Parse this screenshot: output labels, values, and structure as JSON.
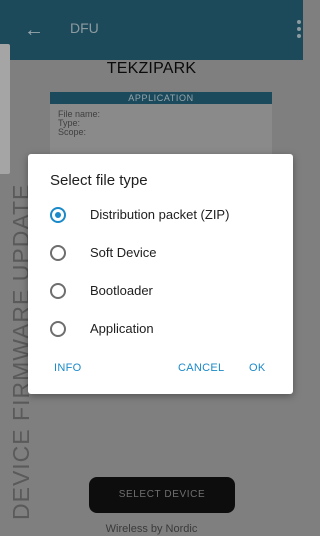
{
  "appbar": {
    "back_icon": "back-arrow-icon",
    "title": "DFU",
    "menu_icon": "more-vert-icon"
  },
  "device": {
    "name": "TEKZIPARK"
  },
  "app_card": {
    "header": "APPLICATION",
    "rows": [
      "File name:",
      "Type:",
      "Scope:"
    ]
  },
  "side_text": "DEVICE FIRMWARE UPDATE",
  "select_device_label": "SELECT DEVICE",
  "footer": "Wireless by Nordic",
  "dialog": {
    "title": "Select file type",
    "options": [
      {
        "label": "Distribution packet (ZIP)",
        "selected": true
      },
      {
        "label": "Soft Device",
        "selected": false
      },
      {
        "label": "Bootloader",
        "selected": false
      },
      {
        "label": "Application",
        "selected": false
      }
    ],
    "info_label": "INFO",
    "cancel_label": "CANCEL",
    "ok_label": "OK"
  },
  "colors": {
    "accent": "#1a89c9",
    "appbar": "#1d4a5b"
  }
}
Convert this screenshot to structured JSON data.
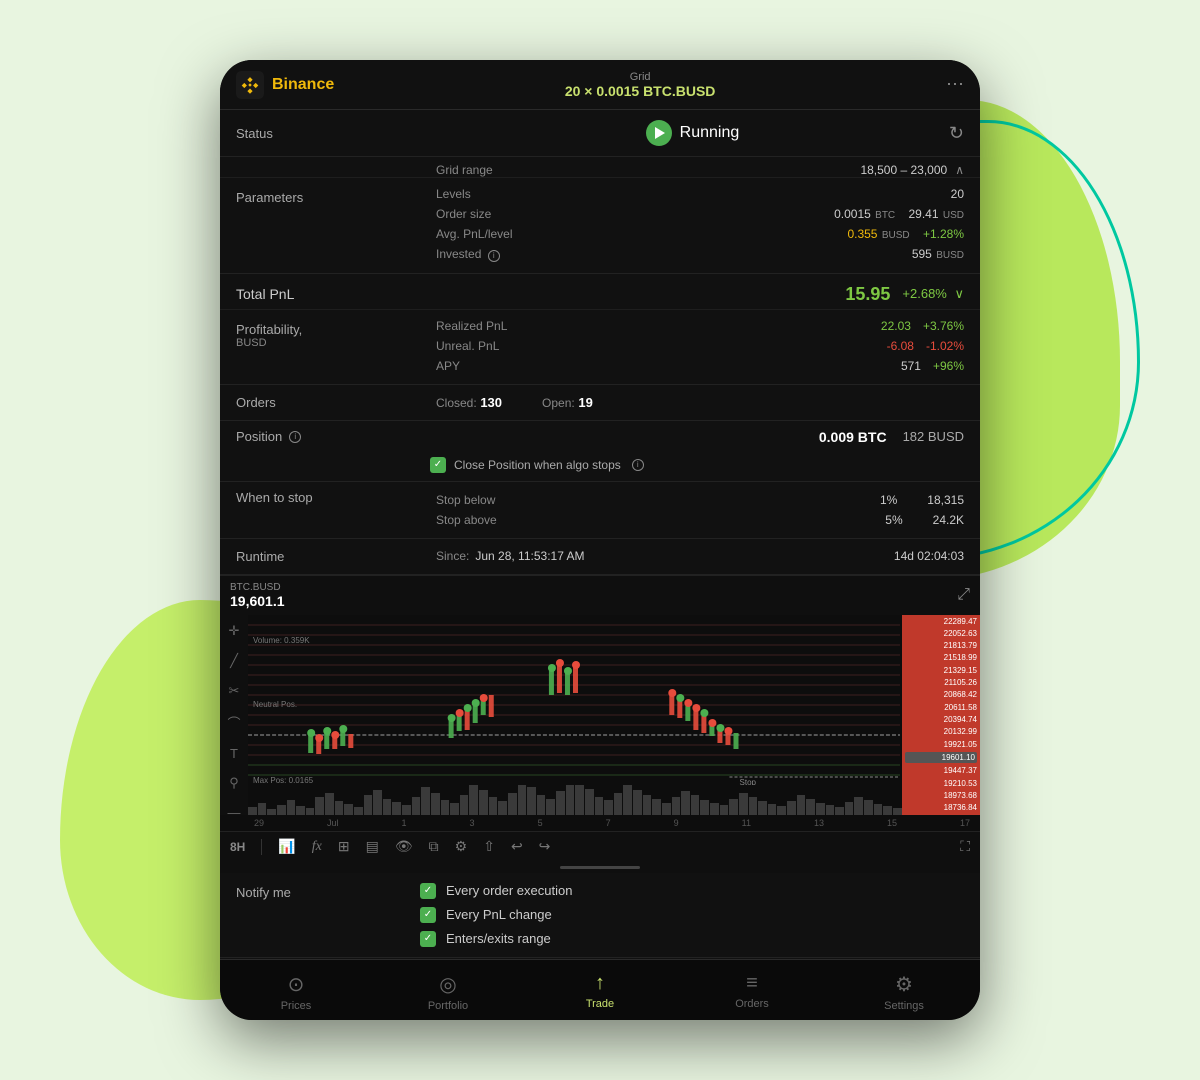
{
  "app": {
    "brand": "Binance",
    "exchange": "Binance",
    "grid_label": "Grid",
    "grid_value": "20 × 0.0015 BTC.BUSD"
  },
  "status": {
    "label": "Status",
    "value": "Running"
  },
  "parameters": {
    "label": "Parameters",
    "grid_range_key": "Grid range",
    "grid_range_val": "18,500 – 23,000",
    "levels_key": "Levels",
    "levels_val": "20",
    "order_size_key": "Order size",
    "order_size_btc": "0.0015",
    "order_size_btc_unit": "BTC",
    "order_size_usd": "29.41",
    "order_size_usd_unit": "USD",
    "avg_pnl_key": "Avg. PnL/level",
    "avg_pnl_val": "0.355",
    "avg_pnl_unit": "BUSD",
    "avg_pnl_pct": "+1.28%",
    "invested_key": "Invested",
    "invested_val": "595",
    "invested_unit": "BUSD"
  },
  "profitability": {
    "label": "Profitability,",
    "unit": "BUSD",
    "total_pnl_label": "Total PnL",
    "total_pnl_val": "15.95",
    "total_pnl_pct": "+2.68%",
    "realized_pnl_key": "Realized PnL",
    "realized_pnl_val": "22.03",
    "realized_pnl_pct": "+3.76%",
    "unreal_pnl_key": "Unreal. PnL",
    "unreal_pnl_val": "-6.08",
    "unreal_pnl_pct": "-1.02%",
    "apy_key": "APY",
    "apy_val": "571",
    "apy_pct": "+96%"
  },
  "orders": {
    "label": "Orders",
    "closed_label": "Closed:",
    "closed_val": "130",
    "open_label": "Open:",
    "open_val": "19"
  },
  "position": {
    "label": "Position",
    "btc_val": "0.009 BTC",
    "busd_val": "182 BUSD",
    "close_position_text": "Close Position when algo stops"
  },
  "when_to_stop": {
    "label": "When to stop",
    "stop_below_key": "Stop below",
    "stop_below_pct": "1%",
    "stop_below_val": "18,315",
    "stop_above_key": "Stop above",
    "stop_above_pct": "5%",
    "stop_above_val": "24.2K"
  },
  "runtime": {
    "label": "Runtime",
    "since_label": "Since:",
    "since_val": "Jun 28, 11:53:17 AM",
    "duration": "14d 02:04:03"
  },
  "chart": {
    "symbol": "BTC.BUSD",
    "price": "19,601.1",
    "timeframe": "8H",
    "x_labels": [
      "29",
      "Jul",
      "1",
      "3",
      "5",
      "7",
      "9",
      "11",
      "13",
      "15",
      "17"
    ],
    "price_ticks": [
      "22289.47",
      "22052.63",
      "21813.79",
      "21518.99",
      "21329.15",
      "21105.26",
      "20868.42",
      "20611.58",
      "20394.74",
      "20132.99",
      "19921.05",
      "19601.10",
      "19447.37",
      "19210.53",
      "18973.68",
      "18736.84"
    ],
    "volume_label": "Volume: 0.359K",
    "max_pos_label": "Max Pos: 0.0165",
    "neutral_pos_label": "Neutral Pos"
  },
  "notify": {
    "label": "Notify me",
    "items": [
      {
        "text": "Every order execution",
        "checked": true
      },
      {
        "text": "Every PnL change",
        "checked": true
      },
      {
        "text": "Enters/exits range",
        "checked": true
      }
    ]
  },
  "bottom_nav": {
    "items": [
      {
        "label": "Prices",
        "icon": "⊙",
        "active": false
      },
      {
        "label": "Portfolio",
        "icon": "◎",
        "active": false
      },
      {
        "label": "Trade",
        "icon": "↑",
        "active": true
      },
      {
        "label": "Orders",
        "icon": "≡",
        "active": false
      },
      {
        "label": "Settings",
        "icon": "⚙",
        "active": false
      }
    ]
  }
}
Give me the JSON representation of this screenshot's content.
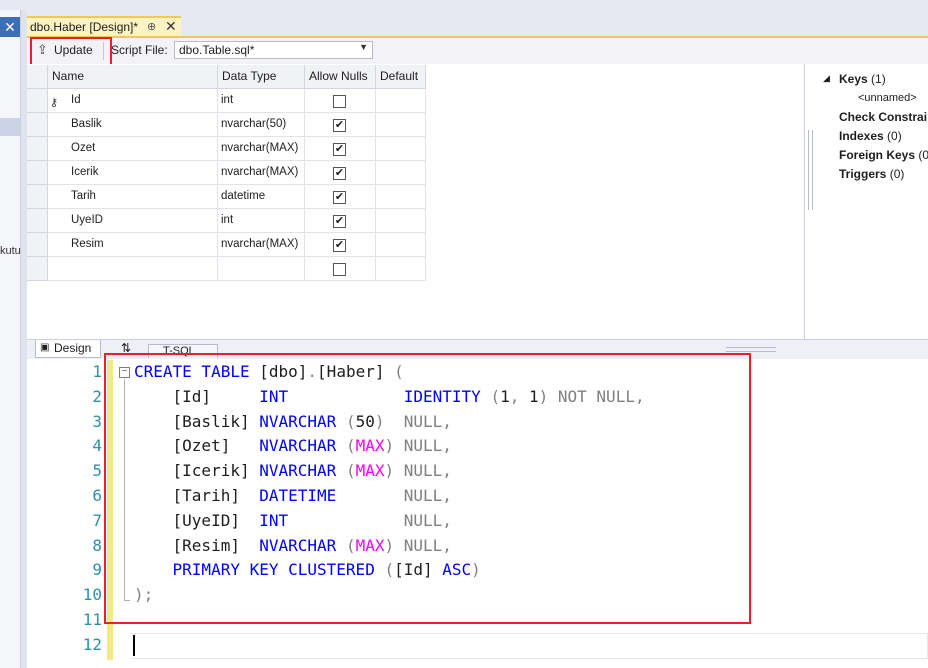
{
  "tab": {
    "title": "dbo.Haber [Design]*",
    "pin": "⊕",
    "close": "✕"
  },
  "left": {
    "close": "✕",
    "stub": "kutu"
  },
  "toolbar": {
    "update_label": "Update",
    "script_file_label": "Script File:",
    "script_file_value": "dbo.Table.sql*"
  },
  "grid": {
    "headers": [
      "Name",
      "Data Type",
      "Allow Nulls",
      "Default"
    ],
    "rows": [
      {
        "name": "Id",
        "type": "int",
        "nulls": false,
        "key": true
      },
      {
        "name": "Baslik",
        "type": "nvarchar(50)",
        "nulls": true
      },
      {
        "name": "Ozet",
        "type": "nvarchar(MAX)",
        "nulls": true
      },
      {
        "name": "Icerik",
        "type": "nvarchar(MAX)",
        "nulls": true
      },
      {
        "name": "Tarih",
        "type": "datetime",
        "nulls": true
      },
      {
        "name": "UyeID",
        "type": "int",
        "nulls": true
      },
      {
        "name": "Resim",
        "type": "nvarchar(MAX)",
        "nulls": true
      },
      {
        "name": "",
        "type": "",
        "nulls": false
      }
    ]
  },
  "properties": {
    "keys_label": "Keys",
    "keys_count": "(1)",
    "keys_child": "<unnamed>",
    "check_label": "Check Constrai",
    "indexes_label": "Indexes",
    "indexes_count": "(0)",
    "fk_label": "Foreign Keys",
    "fk_count": "(0",
    "triggers_label": "Triggers",
    "triggers_count": "(0)"
  },
  "bottom_tabs": {
    "design": "Design",
    "tsql": "T-SQL"
  },
  "editor": {
    "line_numbers": [
      "1",
      "2",
      "3",
      "4",
      "5",
      "6",
      "7",
      "8",
      "9",
      "10",
      "11",
      "12"
    ],
    "lines": [
      [
        [
          "kw",
          "CREATE TABLE "
        ],
        [
          "",
          "[dbo]"
        ],
        [
          "gr",
          "."
        ],
        [
          "",
          "[Haber] "
        ],
        [
          "gr",
          "("
        ]
      ],
      [
        [
          "",
          "    [Id]     "
        ],
        [
          "kw",
          "INT"
        ],
        [
          "",
          "            "
        ],
        [
          "kw",
          "IDENTITY "
        ],
        [
          "gr",
          "("
        ],
        [
          "",
          "1"
        ],
        [
          "gr",
          ", "
        ],
        [
          "",
          "1"
        ],
        [
          "gr",
          ") NOT NULL,"
        ]
      ],
      [
        [
          "",
          "    [Baslik] "
        ],
        [
          "kw",
          "NVARCHAR "
        ],
        [
          "gr",
          "("
        ],
        [
          "",
          "50"
        ],
        [
          "gr",
          ")  NULL,"
        ]
      ],
      [
        [
          "",
          "    [Ozet]   "
        ],
        [
          "kw",
          "NVARCHAR "
        ],
        [
          "gr",
          "("
        ],
        [
          "mg",
          "MAX"
        ],
        [
          "gr",
          ") NULL,"
        ]
      ],
      [
        [
          "",
          "    [Icerik] "
        ],
        [
          "kw",
          "NVARCHAR "
        ],
        [
          "gr",
          "("
        ],
        [
          "mg",
          "MAX"
        ],
        [
          "gr",
          ") NULL,"
        ]
      ],
      [
        [
          "",
          "    [Tarih]  "
        ],
        [
          "kw",
          "DATETIME"
        ],
        [
          "",
          "       "
        ],
        [
          "gr",
          "NULL,"
        ]
      ],
      [
        [
          "",
          "    [UyeID]  "
        ],
        [
          "kw",
          "INT"
        ],
        [
          "",
          "            "
        ],
        [
          "gr",
          "NULL,"
        ]
      ],
      [
        [
          "",
          "    [Resim]  "
        ],
        [
          "kw",
          "NVARCHAR "
        ],
        [
          "gr",
          "("
        ],
        [
          "mg",
          "MAX"
        ],
        [
          "gr",
          ") NULL,"
        ]
      ],
      [
        [
          "",
          "    "
        ],
        [
          "kw",
          "PRIMARY KEY CLUSTERED "
        ],
        [
          "gr",
          "("
        ],
        [
          "",
          "[Id] "
        ],
        [
          "kw",
          "ASC"
        ],
        [
          "gr",
          ")"
        ]
      ],
      [
        [
          "gr",
          ");"
        ]
      ],
      [],
      []
    ]
  }
}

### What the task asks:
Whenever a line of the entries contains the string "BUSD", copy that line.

### Response below:
    "grid_value": "20 × 0.0015 BTC.BUSD"
    "avg_pnl_unit": "BUSD",
    "invested_unit": "BUSD"
    "unit": "BUSD",
    "busd_val": "182 BUSD",
    "symbol": "BTC.BUSD",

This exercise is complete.